Start of Dataset entries
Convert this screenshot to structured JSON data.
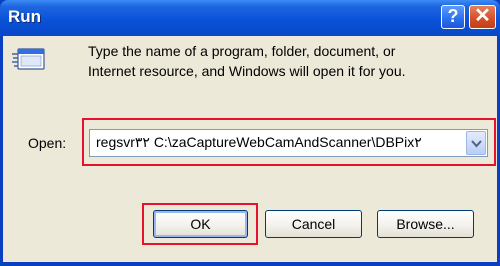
{
  "window": {
    "title": "Run",
    "help_glyph": "?",
    "close_glyph": "✕"
  },
  "description": {
    "line1": "Type the name of a program, folder, document, or",
    "line2": "Internet resource, and Windows will open it for you."
  },
  "open_field": {
    "label": "Open:",
    "value": "regsvr۳۲ C:\\zaCaptureWebCamAndScanner\\DBPix۲",
    "dropdown_icon": "chevron-down-icon"
  },
  "buttons": {
    "ok": "OK",
    "cancel": "Cancel",
    "browse": "Browse..."
  },
  "colors": {
    "titlebar": "#0a52d8",
    "dialog_bg": "#ece9d8",
    "highlight_box": "#e8102a"
  },
  "icons": {
    "run": "run-program-icon",
    "help": "help-icon",
    "close": "close-icon"
  }
}
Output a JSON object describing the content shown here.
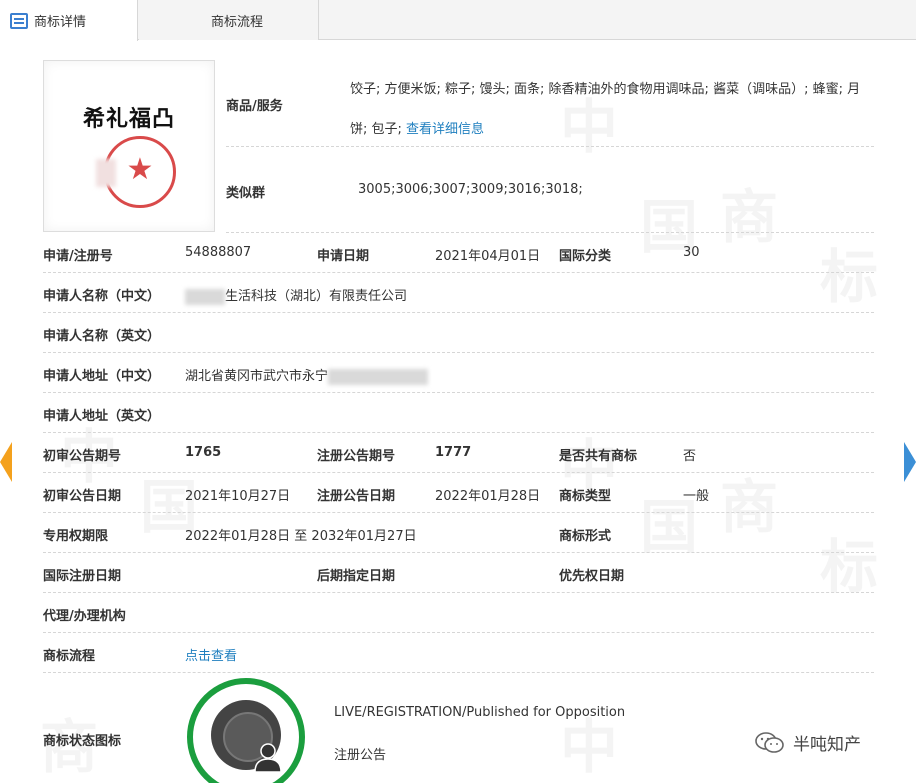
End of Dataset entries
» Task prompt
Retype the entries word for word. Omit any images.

» Task output
Convert this screenshot to structured JSON data.
{
  "window": {
    "title": "Run",
    "help_glyph": "?",
    "close_glyph": "✕"
  },
  "description": {
    "line1": "Type the name of a program, folder, document, or",
    "line2": "Internet resource, and Windows will open it for you."
  },
  "open_field": {
    "label": "Open:",
    "value": "regsvr۳۲ C:\\zaCaptureWebCamAndScanner\\DBPix۲",
    "dropdown_icon": "chevron-down-icon"
  },
  "buttons": {
    "ok": "OK",
    "cancel": "Cancel",
    "browse": "Browse..."
  },
  "colors": {
    "titlebar": "#0a52d8",
    "dialog_bg": "#ece9d8",
    "highlight_box": "#e8102a"
  },
  "icons": {
    "run": "run-program-icon",
    "help": "help-icon",
    "close": "close-icon"
  }
}
Output a JSON object describing the content shown here.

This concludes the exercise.